PALOS VERDES ESTATES — In this affluent hillside city, where some people love peacocks as strongly as others loathe them, it may never be determined if 11 of the birds found dead of arsenic poisoning two weeks ago were intentionally killed.
But investigators say that is a "very strong possibility," and in the Via Coronel area where the birds died, some residents--peacock friends and foes alike--believe a poisoner lives among them.
"It's horrible," said one pro-peacock resident on whose property five dead birds were found, adding that if someone poisoned them deliberately, it "almost has to be someone very close to us . . . someone who detests them."
The peacock issue has so divided the city that many residents would discuss it only if they could remain anonymous.
Even some peacock critics say poisoning the birds is going too far. "I don't know of anyone who would go to those lengths," said Marjorie Kaplan, a peacock foe. "I think this is just a symptom of the problem. . . . Some who don't like the peacocks don't have much compassion for them."
Another resident, however, speculated that poisoning was someone's way of saying he had reached the limit of his tolerance: "After 25 years of frustration, after bird lovers have forced peacocks on residents, the peacock foes have been pushed to poison them."
"I just wish it would go away," another resident said, referring to the peacock controversy that has held sway over the city for years. In the Via Coronel area, and in another neighborhood near the Malaga Cove Library where peacocks flock, residents have complained that the peacocks cause property damage, make too much noise and deprive them of sleep.
After more than a year of study, a compromise was reached in September that would have allowed some troublesome birds to be trapped and removed. Pro-peacock forces filed suit, however, and on Oct. 23 the city put the plan on hold while an environmental study was conducted.
Dead Bird Found
Six days later, the first dead bird was discovered.
Sgt. Chuck Reed of the Society for the Prevention of Cruelty to Animals said there is a "very strong possibility" that the birds were intentionally poisoned. The SPCA is conducting an investigation, with help from the city's police.
Reed said that a toxic amount of arsenic found in all the birds, coupled with the fact that they birds died within a short time span and in the same area, suggests that the killings were indeed intentional.
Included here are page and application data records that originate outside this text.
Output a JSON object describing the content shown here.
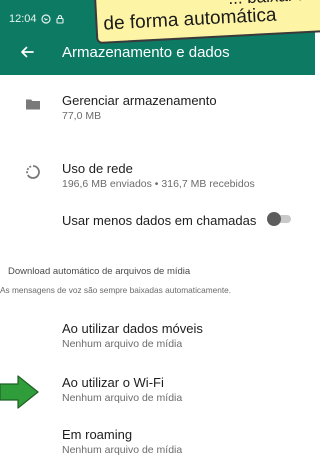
{
  "status_bar": {
    "time": "12:04"
  },
  "overlay": {
    "line1": "... baixar m",
    "line2": "de forma automática"
  },
  "header": {
    "title": "Armazenamento e dados"
  },
  "storage": {
    "title": "Gerenciar armazenamento",
    "subtitle": "77,0 MB"
  },
  "network": {
    "title": "Uso de rede",
    "subtitle": "196,6 MB enviados • 316,7 MB recebidos"
  },
  "calls": {
    "title": "Usar menos dados em chamadas",
    "enabled": false
  },
  "auto_download": {
    "section_title": "Download automático de arquivos de mídia",
    "section_note": "As mensagens de voz são sempre baixadas automaticamente.",
    "items": [
      {
        "title": "Ao utilizar dados móveis",
        "subtitle": "Nenhum arquivo de mídia"
      },
      {
        "title": "Ao utilizar o Wi-Fi",
        "subtitle": "Nenhum arquivo de mídia"
      },
      {
        "title": "Em roaming",
        "subtitle": "Nenhum arquivo de mídia"
      }
    ]
  },
  "colors": {
    "header": "#0d7a64",
    "banner": "#fdf4a5",
    "arrow": "#2f9e3a"
  },
  "icons": [
    "whatsapp-status-icon",
    "lock-icon",
    "back-arrow-icon",
    "folder-icon",
    "data-usage-icon",
    "toggle-switch",
    "green-pointer-arrow-icon"
  ]
}
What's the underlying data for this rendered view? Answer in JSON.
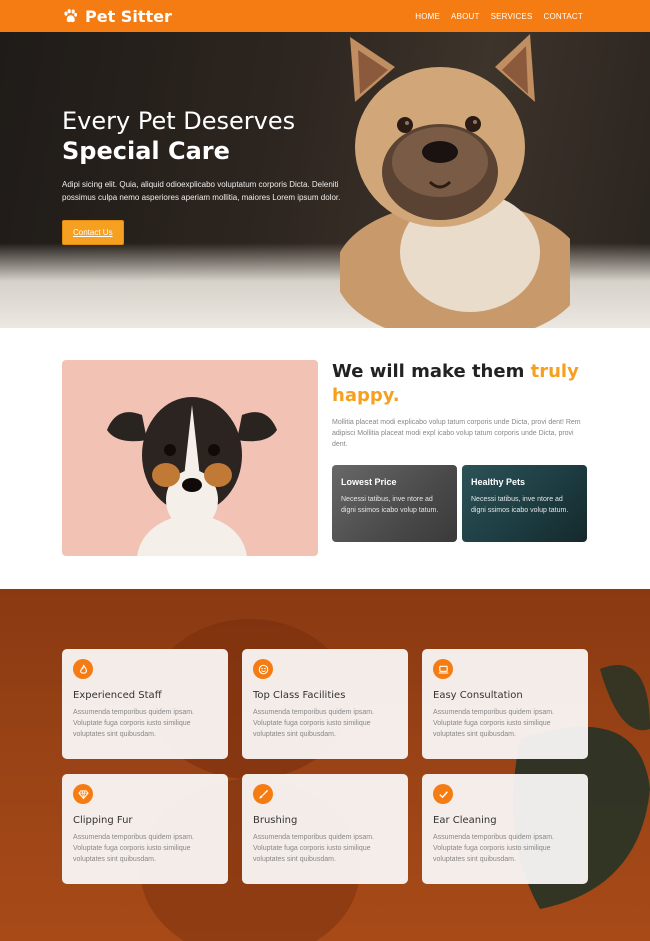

But finding a suspect will be extremely difficult, Reed said. "Something like this was not done in broad daylight, in front of the whole neighborhood."
Investigators have canvassed the area where the dead birds were found and the SPCA distributed posters and flyers requesting information a few days after the first dead bird was discovered.
"We received just one phone call . . . no information of any help," Reed said. He said the willful poisoning of an animal is a misdemeanor punishable by up to six months in jail or a $500 fine.
He said that if poison was being placed randomly in the area, it would pose a hazard to children and to other animals.
"I don't rule out that it may have been accidental," said Mary Swafford, who said she and her husband are anti-peacock after living in the neighborhood five months. "I think it may have been something they got into."
Plant Killed Some
She and other Via Coronel neighbors recalled that some birds were killed in the 1970s by the sky plant, which is poisonous to peacocks. Since then, residents have had a self-imposed ban on the plant, one resident said.
Friends of the Peacocks, a group that advocates letting the city's 50 or so peacocks roam freely, took the first three birds found dead to the California Department of Food and Agriculture Laboratory in San Bernardino, where an examiner's findings were almost the same as the SPCA's, Reed said.
The SPCA examined nine poisoned birds, one of which was still alive and is recovering.
Aside from the poisonings, the main problem--living with loud, messy peacocks--remains, some residents say.
"I feel like people are the animals in the zoo, and the birds are the ones staring in on us," said Robin Marino. She said that for their own safety, the peacocks should be removed from the city.